_What this task involves_. Your task is to copy every line below that contains the word "tooltip".

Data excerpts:
_____

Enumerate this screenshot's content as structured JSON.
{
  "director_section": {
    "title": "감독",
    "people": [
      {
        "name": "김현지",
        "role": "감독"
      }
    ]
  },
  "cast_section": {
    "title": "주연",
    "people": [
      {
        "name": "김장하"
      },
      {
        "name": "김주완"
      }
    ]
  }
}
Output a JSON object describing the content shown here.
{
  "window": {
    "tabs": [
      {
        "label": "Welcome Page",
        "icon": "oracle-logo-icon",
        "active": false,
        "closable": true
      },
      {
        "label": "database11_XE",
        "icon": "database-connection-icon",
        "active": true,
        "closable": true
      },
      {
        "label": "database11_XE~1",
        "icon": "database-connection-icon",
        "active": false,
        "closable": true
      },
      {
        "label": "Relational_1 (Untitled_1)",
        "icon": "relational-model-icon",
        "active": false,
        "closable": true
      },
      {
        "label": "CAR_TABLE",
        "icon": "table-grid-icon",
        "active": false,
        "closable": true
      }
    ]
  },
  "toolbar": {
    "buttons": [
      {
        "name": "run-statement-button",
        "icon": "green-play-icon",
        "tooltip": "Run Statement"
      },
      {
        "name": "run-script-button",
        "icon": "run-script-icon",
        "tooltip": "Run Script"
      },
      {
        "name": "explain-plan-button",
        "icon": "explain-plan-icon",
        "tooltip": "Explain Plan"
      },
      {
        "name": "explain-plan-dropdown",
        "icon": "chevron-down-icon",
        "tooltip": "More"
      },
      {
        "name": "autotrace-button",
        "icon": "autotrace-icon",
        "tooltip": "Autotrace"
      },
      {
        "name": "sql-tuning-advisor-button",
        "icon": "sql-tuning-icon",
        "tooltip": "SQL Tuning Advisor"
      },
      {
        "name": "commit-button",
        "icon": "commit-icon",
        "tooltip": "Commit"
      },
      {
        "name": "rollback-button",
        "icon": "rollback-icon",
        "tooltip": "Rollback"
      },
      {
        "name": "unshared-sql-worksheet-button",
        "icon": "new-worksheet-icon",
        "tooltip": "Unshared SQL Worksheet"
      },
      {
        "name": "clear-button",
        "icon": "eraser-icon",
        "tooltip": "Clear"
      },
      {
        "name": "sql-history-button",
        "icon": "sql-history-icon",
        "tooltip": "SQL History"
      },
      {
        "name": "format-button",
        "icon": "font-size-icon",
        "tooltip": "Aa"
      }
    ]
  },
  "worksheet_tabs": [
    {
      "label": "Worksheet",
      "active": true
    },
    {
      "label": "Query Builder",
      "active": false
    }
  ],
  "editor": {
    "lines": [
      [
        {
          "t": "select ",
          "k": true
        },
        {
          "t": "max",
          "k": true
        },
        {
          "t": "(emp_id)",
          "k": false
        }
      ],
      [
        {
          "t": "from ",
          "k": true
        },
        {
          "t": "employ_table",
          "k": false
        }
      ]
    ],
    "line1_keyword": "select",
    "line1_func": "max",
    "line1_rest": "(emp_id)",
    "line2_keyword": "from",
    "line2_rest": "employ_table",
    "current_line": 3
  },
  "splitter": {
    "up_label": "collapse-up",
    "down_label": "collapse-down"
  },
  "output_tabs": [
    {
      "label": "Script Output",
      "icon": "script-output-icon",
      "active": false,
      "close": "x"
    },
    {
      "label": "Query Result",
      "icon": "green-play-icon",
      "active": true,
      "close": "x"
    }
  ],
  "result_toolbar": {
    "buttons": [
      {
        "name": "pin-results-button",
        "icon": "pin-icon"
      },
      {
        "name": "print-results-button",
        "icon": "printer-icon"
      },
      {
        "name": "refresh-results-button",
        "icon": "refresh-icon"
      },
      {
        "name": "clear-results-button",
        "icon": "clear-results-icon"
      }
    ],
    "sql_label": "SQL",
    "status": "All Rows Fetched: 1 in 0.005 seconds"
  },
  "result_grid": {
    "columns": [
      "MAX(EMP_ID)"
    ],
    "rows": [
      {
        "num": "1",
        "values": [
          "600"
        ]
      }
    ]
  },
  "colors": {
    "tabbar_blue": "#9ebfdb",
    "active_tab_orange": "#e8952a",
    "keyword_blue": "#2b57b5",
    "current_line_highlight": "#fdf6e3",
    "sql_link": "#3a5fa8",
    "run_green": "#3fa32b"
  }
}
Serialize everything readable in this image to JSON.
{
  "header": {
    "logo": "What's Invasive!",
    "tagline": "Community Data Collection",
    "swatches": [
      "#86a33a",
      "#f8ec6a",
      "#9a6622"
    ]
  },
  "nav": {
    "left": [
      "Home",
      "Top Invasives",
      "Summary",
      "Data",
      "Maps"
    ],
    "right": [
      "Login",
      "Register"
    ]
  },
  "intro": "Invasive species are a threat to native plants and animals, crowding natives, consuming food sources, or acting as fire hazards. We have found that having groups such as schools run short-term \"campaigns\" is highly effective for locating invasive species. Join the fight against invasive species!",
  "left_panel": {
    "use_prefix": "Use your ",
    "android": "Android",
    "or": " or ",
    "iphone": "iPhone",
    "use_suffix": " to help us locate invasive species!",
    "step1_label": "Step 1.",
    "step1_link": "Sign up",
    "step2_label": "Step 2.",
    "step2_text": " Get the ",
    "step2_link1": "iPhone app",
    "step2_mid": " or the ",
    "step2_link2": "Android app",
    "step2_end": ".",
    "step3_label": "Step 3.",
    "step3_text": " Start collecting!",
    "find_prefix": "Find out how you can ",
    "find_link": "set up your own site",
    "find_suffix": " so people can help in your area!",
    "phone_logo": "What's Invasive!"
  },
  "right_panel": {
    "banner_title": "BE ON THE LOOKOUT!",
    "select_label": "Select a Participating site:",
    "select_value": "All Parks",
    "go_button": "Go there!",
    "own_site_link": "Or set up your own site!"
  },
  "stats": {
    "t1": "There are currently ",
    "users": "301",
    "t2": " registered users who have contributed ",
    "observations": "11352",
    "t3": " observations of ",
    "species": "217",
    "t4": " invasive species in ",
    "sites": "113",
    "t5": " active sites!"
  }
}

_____

_Task result_.
        "tooltip": "Run Statement"
        "tooltip": "Run Script"
        "tooltip": "Explain Plan"
        "tooltip": "More"
        "tooltip": "Autotrace"
        "tooltip": "SQL Tuning Advisor"
        "tooltip": "Commit"
        "tooltip": "Rollback"
        "tooltip": "Unshared SQL Worksheet"
        "tooltip": "Clear"
        "tooltip": "SQL History"
        "tooltip": "Aa"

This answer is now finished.